Thoughts:  I made it halfway through this category (Chu, Naam, Samatar), so I can't speak on Gladstone or Sriduangkaew (yet).  I would have went with Wesley Chu just from reading the first of the Tao novels (my review). I had a blast reading it and was more impressed by it than Naam's Nexus or Samatar's Olondria novel. I do understand, though, that I'm in the minority of A Stranger of Olondria  (my not a review). I've enjoyed her short fiction, but I just failed to engage with Olondria.  Most everyone else truly appreciated the artistry of the novel, though, and so I am not at all surprised by the win. Maybe next year for Chu.


Aidan Moher said...

Thanks for the kind words, Joe. It's been a wild ride we've been through.

Kendall said...

Great wrap-up post! I'm still catching up on blogs after a just-over-two-week England/Wales trip for Worldcon, so my apologies for the very late comment.

EDITOR LONG FORM: The Hugo Voter packet had lists (supplied by the nominees) of works they edited, as did the previous three (at least). There's not one for Weisskopf this year (unsurprising, given her wacky diatribe a while back, and other stuff she's said), but as you said, if you know Baen, you know her work. Anyway, so these days, you can see what editors like Buchanan, Gilbert, and Gorinzky at larger hourses worked on. (There used to be a wiki, but I don't know who maintained it or if it still exists.)

That said, I agree Buchanan's retirement played at least a small part in her win. (I haven't read Locus in several years, so it was news to me at Worldcon, so it didn't affect my voting either way.) Your own comments about JJA for Short Form support the theory. ;-) And there's a history of this in other awards like the Oscars.

But, THAT said, I find it a tough category to vote for, even with lists, and I doubt I'm the only one.

CAMPBELL: You seem to focus on novels here, and that's what the voter packet had, and I'm sure many others do as well. But it's for (in her case) two years of work that includes short stories, so she didn't technically (or IMHO really) win for the novel alone, though I'm sure that played a significant role.
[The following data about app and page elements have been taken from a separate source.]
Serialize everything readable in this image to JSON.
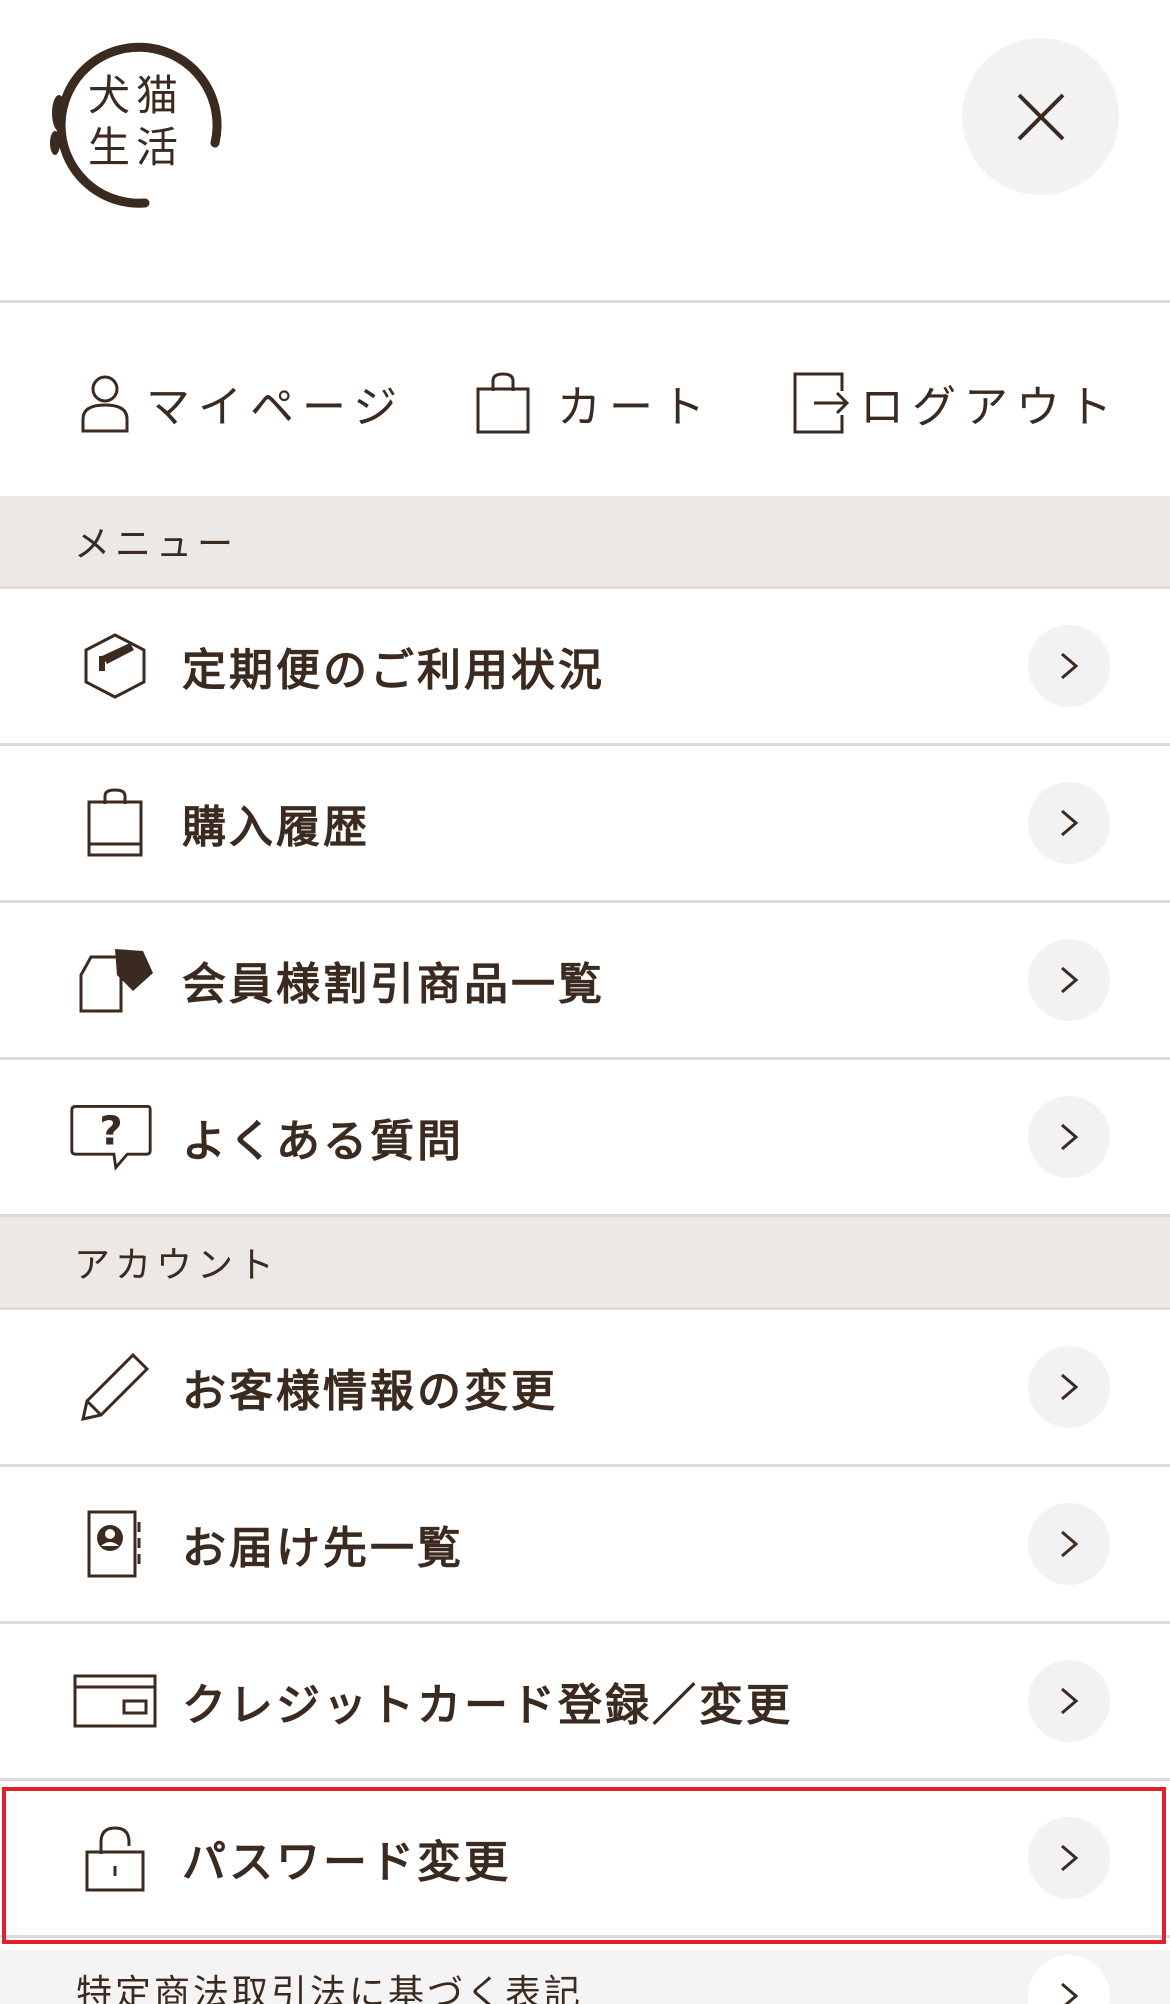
{
  "header": {
    "logo_text_line1": "犬猫",
    "logo_text_line2": "生活",
    "close_label": "×"
  },
  "quick_links": [
    {
      "label": "マイページ",
      "icon": "user-icon"
    },
    {
      "label": "カート",
      "icon": "shopping-bag-icon"
    },
    {
      "label": "ログアウト",
      "icon": "logout-icon"
    }
  ],
  "sections": {
    "menu": "メニュー",
    "account": "アカウント"
  },
  "menu_items": [
    {
      "label": "定期便のご利用状況",
      "icon": "box-icon"
    },
    {
      "label": "購入履歴",
      "icon": "shopping-bag-icon"
    },
    {
      "label": "会員様割引商品一覧",
      "icon": "discount-tag-icon"
    },
    {
      "label": "よくある質問",
      "icon": "question-bubble-icon"
    }
  ],
  "account_items": [
    {
      "label": "お客様情報の変更",
      "icon": "pencil-icon"
    },
    {
      "label": "お届け先一覧",
      "icon": "address-book-icon"
    },
    {
      "label": "クレジットカード登録／変更",
      "icon": "credit-card-icon"
    },
    {
      "label": "パスワード変更",
      "icon": "lock-icon"
    }
  ],
  "footer": {
    "label": "特定商法取引法に基づく表記"
  },
  "colors": {
    "text": "#3b2a1f",
    "section_bg": "#ebe8e6",
    "highlight": "#e0202c"
  }
}
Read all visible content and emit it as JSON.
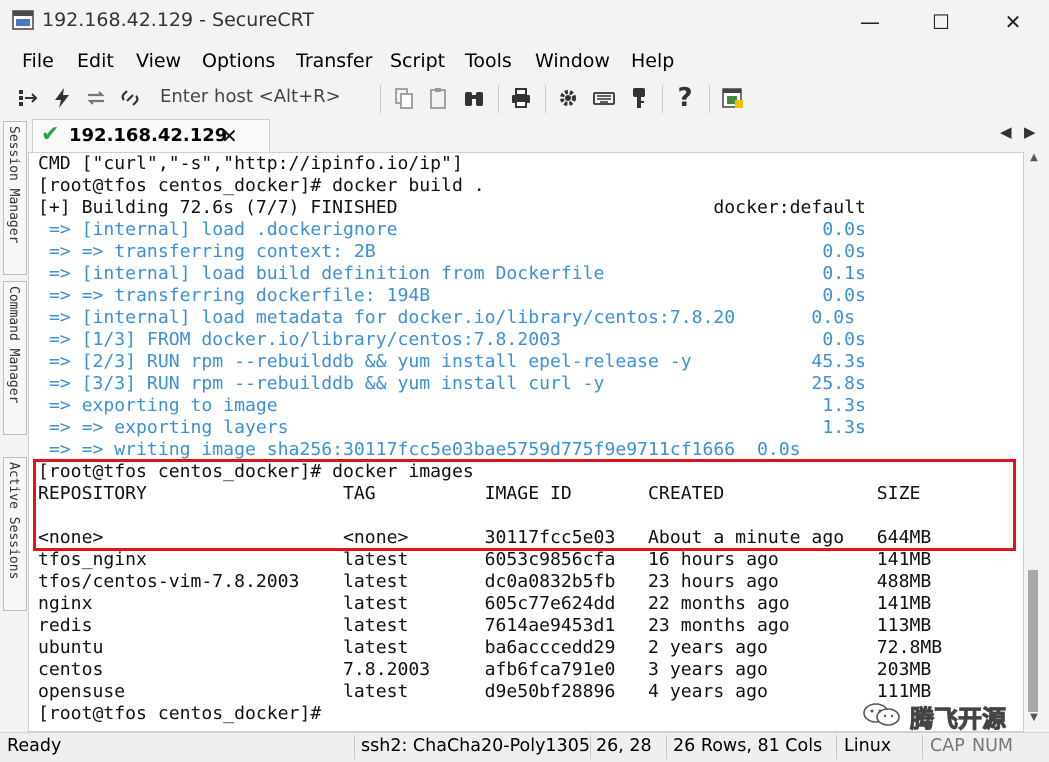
{
  "window": {
    "title": "192.168.42.129 - SecureCRT"
  },
  "menu": [
    "File",
    "Edit",
    "View",
    "Options",
    "Transfer",
    "Script",
    "Tools",
    "Window",
    "Help"
  ],
  "toolbar": {
    "quick_connect_placeholder": "Enter host <Alt+R>"
  },
  "side_tabs": [
    "Session Manager",
    "Command Manager",
    "Active Sessions"
  ],
  "tabs": [
    {
      "label": "192.168.42.129",
      "status": "connected"
    }
  ],
  "terminal": {
    "lines": [
      {
        "text": "CMD [\"curl\",\"-s\",\"http://ipinfo.io/ip\"]",
        "style": "normal"
      },
      {
        "text": "[root@tfos centos_docker]# docker build .",
        "style": "normal"
      },
      {
        "text": "[+] Building 72.6s (7/7) FINISHED                             docker:default",
        "style": "normal"
      },
      {
        "text": " => [internal] load .dockerignore                                       0.0s",
        "style": "blue"
      },
      {
        "text": " => => transferring context: 2B                                         0.0s",
        "style": "blue"
      },
      {
        "text": " => [internal] load build definition from Dockerfile                    0.1s",
        "style": "blue"
      },
      {
        "text": " => => transferring dockerfile: 194B                                    0.0s",
        "style": "blue"
      },
      {
        "text": " => [internal] load metadata for docker.io/library/centos:7.8.20       0.0s",
        "style": "blue"
      },
      {
        "text": " => [1/3] FROM docker.io/library/centos:7.8.2003                        0.0s",
        "style": "blue"
      },
      {
        "text": " => [2/3] RUN rpm --rebuilddb && yum install epel-release -y           45.3s",
        "style": "blue"
      },
      {
        "text": " => [3/3] RUN rpm --rebuilddb && yum install curl -y                   25.8s",
        "style": "blue"
      },
      {
        "text": " => exporting to image                                                  1.3s",
        "style": "blue"
      },
      {
        "text": " => => exporting layers                                                 1.3s",
        "style": "blue"
      },
      {
        "text": " => => writing image sha256:30117fcc5e03bae5759d775f9e9711cf1666  0.0s",
        "style": "blue"
      },
      {
        "text": "[root@tfos centos_docker]# docker images",
        "style": "normal"
      },
      {
        "text": "REPOSITORY                  TAG          IMAGE ID       CREATED              SIZE",
        "style": "normal"
      },
      {
        "text": "",
        "style": "normal"
      },
      {
        "text": "<none>                      <none>       30117fcc5e03   About a minute ago   644MB",
        "style": "normal"
      },
      {
        "text": "tfos_nginx                  latest       6053c9856cfa   16 hours ago         141MB",
        "style": "normal"
      },
      {
        "text": "tfos/centos-vim-7.8.2003    latest       dc0a0832b5fb   23 hours ago         488MB",
        "style": "normal"
      },
      {
        "text": "nginx                       latest       605c77e624dd   22 months ago        141MB",
        "style": "normal"
      },
      {
        "text": "redis                       latest       7614ae9453d1   23 months ago        113MB",
        "style": "normal"
      },
      {
        "text": "ubuntu                      latest       ba6acccedd29   2 years ago          72.8MB",
        "style": "normal"
      },
      {
        "text": "centos                      7.8.2003     afb6fca791e0   3 years ago          203MB",
        "style": "normal"
      },
      {
        "text": "opensuse                    latest       d9e50bf28896   4 years ago          111MB",
        "style": "normal"
      },
      {
        "text": "[root@tfos centos_docker]#",
        "style": "normal"
      }
    ]
  },
  "statusbar": {
    "ready": "Ready",
    "cipher": "ssh2: ChaCha20-Poly1305",
    "cursor": "26,  28",
    "dimensions": "26 Rows, 81 Cols",
    "os": "Linux",
    "cap": "CAP",
    "num": "NUM"
  },
  "watermark": {
    "text": "腾飞开源"
  },
  "colors": {
    "output_blue": "#3b90d6",
    "highlight_red": "#e0141a",
    "tab_check": "#22a63a"
  }
}
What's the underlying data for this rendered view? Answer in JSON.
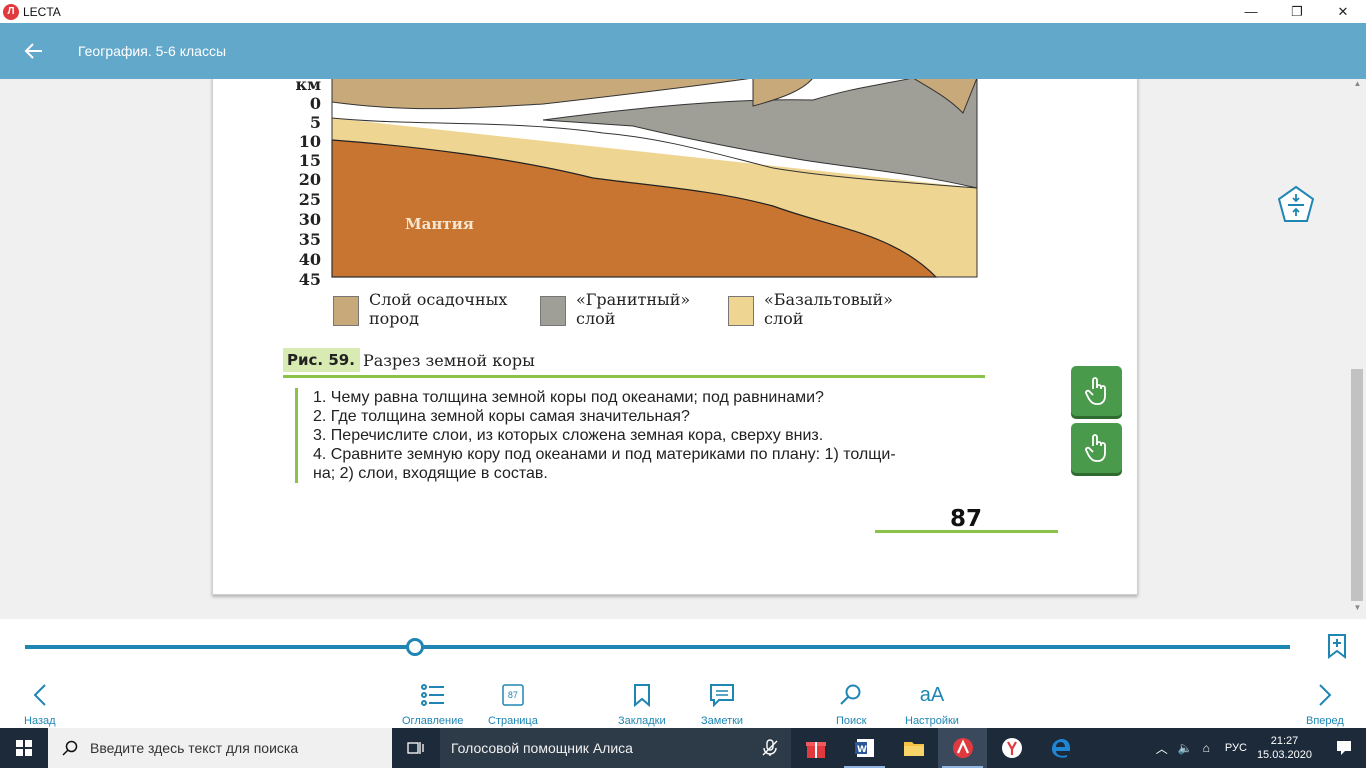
{
  "window": {
    "app_name": "LECTA",
    "logo_letter": "Л",
    "minimize": "—",
    "maximize": "❐",
    "close": "✕"
  },
  "appbar": {
    "title": "География. 5-6 классы"
  },
  "figure": {
    "scale_unit": "км",
    "scale": [
      "0",
      "5",
      "10",
      "15",
      "20",
      "25",
      "30",
      "35",
      "40",
      "45"
    ],
    "mantle_label": "Мантия",
    "legend": [
      {
        "line1": "Слой осадочных",
        "line2": "пород",
        "color": "#c8a97a"
      },
      {
        "line1": "«Гранитный»",
        "line2": "слой",
        "color": "#9f9e97"
      },
      {
        "line1": "«Базальтовый»",
        "line2": "слой",
        "color": "#efd592"
      }
    ],
    "fig_label": "Рис. 59.",
    "fig_title": "Разрез земной коры",
    "colors": {
      "ocean": "#bfe3ee",
      "mantle": "#c87532",
      "accent": "#8bc34a"
    }
  },
  "questions": [
    "1. Чему равна толщина земной коры под океанами; под равнинами?",
    "2. Где толщина земной коры самая значительная?",
    "3. Перечислите слои, из которых сложена земная кора, сверху вниз.",
    "4. Сравните земную кору под океанами и под материками по плану: 1) толщи-",
    "на; 2) слои, входящие в состав."
  ],
  "page_number": "87",
  "nav": {
    "back": "Назад",
    "toc": "Оглавление",
    "page": "Страница",
    "page_icon_num": "87",
    "bookmarks": "Закладки",
    "notes": "Заметки",
    "search": "Поиск",
    "settings": "Настройки",
    "settings_icon": "aA",
    "forward": "Вперед"
  },
  "slider": {
    "progress_fraction": 0.3
  },
  "taskbar": {
    "search_placeholder": "Введите здесь текст для поиска",
    "assistant": "Голосовой помощник Алиса",
    "lang": "РУС",
    "time": "21:27",
    "date": "15.03.2020"
  }
}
Anyway, since you like her short work, if you look at it that way, maybe her win sits better. ;-)

I didn't like her nominated short story at all . . . nor Swirsky's, sorry (though I've enjoyed Swirsky's other storied I've read). Both had that "not really SF" feeling to me, though technically Samatar's, at least, did SEEM to turn out to be SF.

BTW, your post got me curious how often the Campbell's won in the second year of eligibility. 38% of of winners were nominated the year before they won. Samatar wasn't nominated last year but won in her second year, bringing that up to 40%. I suspect the total % winning in the second year of eligibility is quite a bit higher than that.

Kendall said...

Er, that's just one reason I didn't like those two stories, but I mention it since it does affect my voting. I never saw Gravity, but your similar comment there makes me want to, now.